Leal's motion for appointment of counsel, deferred by the district court, is DENIED.
See United States v. Wilson, 503 U.S. 329, 331-32, 334, 112 S.Ct. 1351, 117 L.Ed.2d 593 (1992); 18 U.S.C. § 3585(b).
18 U.S.C. § 3585(a)
Id. at 1270-71.
Id. at 1270.
Id. at 1271. In the recent Taylor v. Sawyer, the Ninth Circuit rejected a claim similar to Del Guzzi's and quoted language from the concurrence in Del Guzzi, which stated:
Federal prison officials are under no obligation to, and may well refuse to, follow the recommendation of state sentencing judges that a prisoner be transported to a federal facility. Moreover, concurrent sentences imposed by state judges are nothing more than recommendations to federal officials. Those officials remain free to turn those concurrent sentences into consecutive sentences by refusing to accept the state prisoner until the completion of the state sentence and refusing to credit the time the prisoner spent in state custody.

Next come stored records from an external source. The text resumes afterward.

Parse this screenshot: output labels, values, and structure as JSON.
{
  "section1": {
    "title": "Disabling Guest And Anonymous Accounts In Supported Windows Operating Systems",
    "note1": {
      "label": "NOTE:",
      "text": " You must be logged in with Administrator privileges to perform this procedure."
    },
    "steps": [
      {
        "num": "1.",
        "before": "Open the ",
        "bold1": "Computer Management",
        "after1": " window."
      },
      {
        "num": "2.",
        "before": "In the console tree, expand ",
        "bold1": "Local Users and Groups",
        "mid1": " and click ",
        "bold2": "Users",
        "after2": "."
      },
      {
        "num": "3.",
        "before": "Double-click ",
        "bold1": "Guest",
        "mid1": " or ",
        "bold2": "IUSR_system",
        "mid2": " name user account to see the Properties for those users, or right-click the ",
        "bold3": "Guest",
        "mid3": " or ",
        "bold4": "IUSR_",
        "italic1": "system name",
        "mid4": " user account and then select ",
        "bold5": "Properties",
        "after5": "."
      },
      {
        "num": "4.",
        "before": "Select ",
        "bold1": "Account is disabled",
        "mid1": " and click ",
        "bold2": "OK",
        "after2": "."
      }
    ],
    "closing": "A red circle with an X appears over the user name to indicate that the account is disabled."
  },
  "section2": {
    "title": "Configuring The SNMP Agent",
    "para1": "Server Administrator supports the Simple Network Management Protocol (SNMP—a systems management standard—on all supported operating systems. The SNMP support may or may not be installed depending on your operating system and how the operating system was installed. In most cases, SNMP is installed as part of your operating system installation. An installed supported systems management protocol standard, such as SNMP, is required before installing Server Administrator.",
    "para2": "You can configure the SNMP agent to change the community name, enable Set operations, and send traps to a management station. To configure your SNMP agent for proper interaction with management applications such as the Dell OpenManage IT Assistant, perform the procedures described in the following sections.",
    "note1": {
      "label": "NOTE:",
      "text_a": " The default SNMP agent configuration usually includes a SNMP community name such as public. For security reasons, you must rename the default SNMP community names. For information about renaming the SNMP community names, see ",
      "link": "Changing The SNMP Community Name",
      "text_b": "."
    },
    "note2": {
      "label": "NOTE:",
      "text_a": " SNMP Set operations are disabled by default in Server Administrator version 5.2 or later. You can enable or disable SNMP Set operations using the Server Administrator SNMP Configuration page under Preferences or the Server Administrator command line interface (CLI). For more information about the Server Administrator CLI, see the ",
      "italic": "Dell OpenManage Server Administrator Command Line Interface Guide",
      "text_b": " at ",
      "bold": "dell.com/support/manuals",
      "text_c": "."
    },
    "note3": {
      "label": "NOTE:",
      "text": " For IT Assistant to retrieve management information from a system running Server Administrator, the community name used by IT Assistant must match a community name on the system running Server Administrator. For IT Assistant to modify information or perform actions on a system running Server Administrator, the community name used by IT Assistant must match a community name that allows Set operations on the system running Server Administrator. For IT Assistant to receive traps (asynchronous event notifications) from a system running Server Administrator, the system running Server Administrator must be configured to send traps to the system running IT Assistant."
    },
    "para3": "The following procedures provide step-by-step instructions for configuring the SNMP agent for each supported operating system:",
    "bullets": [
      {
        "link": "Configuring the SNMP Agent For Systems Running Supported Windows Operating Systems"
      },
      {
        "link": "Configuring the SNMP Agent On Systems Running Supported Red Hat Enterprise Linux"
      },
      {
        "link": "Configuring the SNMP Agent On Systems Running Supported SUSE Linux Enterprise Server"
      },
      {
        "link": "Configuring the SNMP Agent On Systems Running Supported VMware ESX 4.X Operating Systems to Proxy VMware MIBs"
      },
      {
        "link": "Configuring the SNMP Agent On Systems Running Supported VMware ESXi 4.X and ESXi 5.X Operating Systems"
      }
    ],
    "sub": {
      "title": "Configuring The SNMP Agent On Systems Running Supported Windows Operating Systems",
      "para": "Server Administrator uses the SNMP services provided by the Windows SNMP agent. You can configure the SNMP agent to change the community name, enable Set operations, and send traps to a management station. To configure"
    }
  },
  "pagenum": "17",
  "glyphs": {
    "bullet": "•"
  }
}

284 F.3d 1143 (9th Cir.2002), cert. denied, 537 U.S. 1119, 123 S.Ct. 889, 154 L.Ed.2d 799 (2003) (quoting Del Guzzi, 980 F.2d at 1272-73 (Norris, J., concurring)).
Id. at 690.
Id. at 691.
Id. Other courts have reached similar results in similar circumstances. See Jake v. Herschberger, 173 F.3d 1059, 1066 (7th Cir.1999) ("The state court's designation of [the defendant's] state sentence as concurrent with his prior federal sentence created no obligation on the Attorney General to provide him with credit for time served in the state prison."); Pinaud v. James, 851 F.2d 27, 30 (2d Cir.1988) (reasoning that the defendant cannot, through agreement with state authorities, compel the federal government to grant a concurrent sentence). Leal relies on Buggs v. Crabtree, 32 F.Supp.2d 1215, 1220-21 (D.Or. 1998), which held that the BOP was obliged to credit a prisoner for time spent in state prison when the state courts had ordered concurrent sentences. The court in Buggs acknowledged the holding in Del Guzzi but failed to distinguish it. See id. at 1221. The Buggs court also relied on Shabazz v. Carroll, 814 F.2d 1321, 1323-24 (9th Cir.1987), in which the Ninth Circuit held that federal authorities were required to grant federal sentencing credit for state incarceration on a concurrent sentence ordered by a state court. The portion of Shabazz relating to sentencing credit was vacated on panel rehearing, however, because the court determined it lacked jurisdiction to grant that relief. Shabazz v. Carroll, 833 F.2d 149, 149 (9th Cir.1987).
See § 3585(b).